EXERCISE INSTRUCTIONS: Print the records below exactly. Omit every picture.

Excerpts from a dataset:
>>>>
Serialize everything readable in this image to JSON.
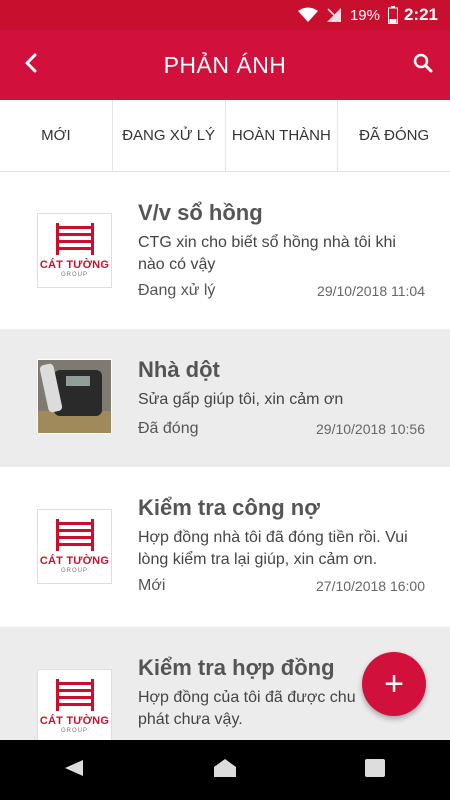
{
  "status_bar": {
    "battery": "19%",
    "time": "2:21"
  },
  "header": {
    "title": "PHẢN ÁNH"
  },
  "tabs": [
    {
      "label": "MỚI"
    },
    {
      "label": "ĐANG XỬ LÝ"
    },
    {
      "label": "HOÀN THÀNH"
    },
    {
      "label": "ĐÃ ĐÓNG"
    }
  ],
  "logo": {
    "name": "CÁT TƯỜNG",
    "sub": "GROUP"
  },
  "items": [
    {
      "title": "V/v sổ hồng",
      "desc": "CTG xin  cho biết sổ hồng nhà tôi khi nào có vậy",
      "status": "Đang xử lý",
      "time": "29/10/2018 11:04"
    },
    {
      "title": "Nhà dột",
      "desc": "Sửa gấp giúp tôi, xin cảm ơn",
      "status": "Đã đóng",
      "time": "29/10/2018 10:56"
    },
    {
      "title": "Kiểm tra công nợ",
      "desc": "Hợp đồng nhà tôi đã đóng tiền rồi. Vui lòng kiểm tra lại giúp, xin cảm ơn.",
      "status": "Mới",
      "time": "27/10/2018 16:00"
    },
    {
      "title": "Kiểm tra hợp đồng",
      "desc": "Hợp đồng của tôi đã được chu phát chưa vậy.",
      "status": "",
      "time": ""
    }
  ],
  "fab": {
    "label": "+"
  },
  "colors": {
    "primary": "#d1103b",
    "status_bar": "#c8102e",
    "alt_row": "#ececec"
  }
}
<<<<
ANSWER TO THIS TASK:
Serialize everything readable in this image to JSON.
{
  "status_bar": {
    "battery": "19%",
    "time": "2:21"
  },
  "header": {
    "title": "PHẢN ÁNH"
  },
  "tabs": [
    {
      "label": "MỚI"
    },
    {
      "label": "ĐANG XỬ LÝ"
    },
    {
      "label": "HOÀN THÀNH"
    },
    {
      "label": "ĐÃ ĐÓNG"
    }
  ],
  "logo": {
    "name": "CÁT TƯỜNG",
    "sub": "GROUP"
  },
  "items": [
    {
      "title": "V/v sổ hồng",
      "desc": "CTG xin  cho biết sổ hồng nhà tôi khi nào có vậy",
      "status": "Đang xử lý",
      "time": "29/10/2018 11:04"
    },
    {
      "title": "Nhà dột",
      "desc": "Sửa gấp giúp tôi, xin cảm ơn",
      "status": "Đã đóng",
      "time": "29/10/2018 10:56"
    },
    {
      "title": "Kiểm tra công nợ",
      "desc": "Hợp đồng nhà tôi đã đóng tiền rồi. Vui lòng kiểm tra lại giúp, xin cảm ơn.",
      "status": "Mới",
      "time": "27/10/2018 16:00"
    },
    {
      "title": "Kiểm tra hợp đồng",
      "desc": "Hợp đồng của tôi đã được chu phát chưa vậy.",
      "status": "",
      "time": ""
    }
  ],
  "fab": {
    "label": "+"
  },
  "colors": {
    "primary": "#d1103b",
    "status_bar": "#c8102e",
    "alt_row": "#ececec"
  }
}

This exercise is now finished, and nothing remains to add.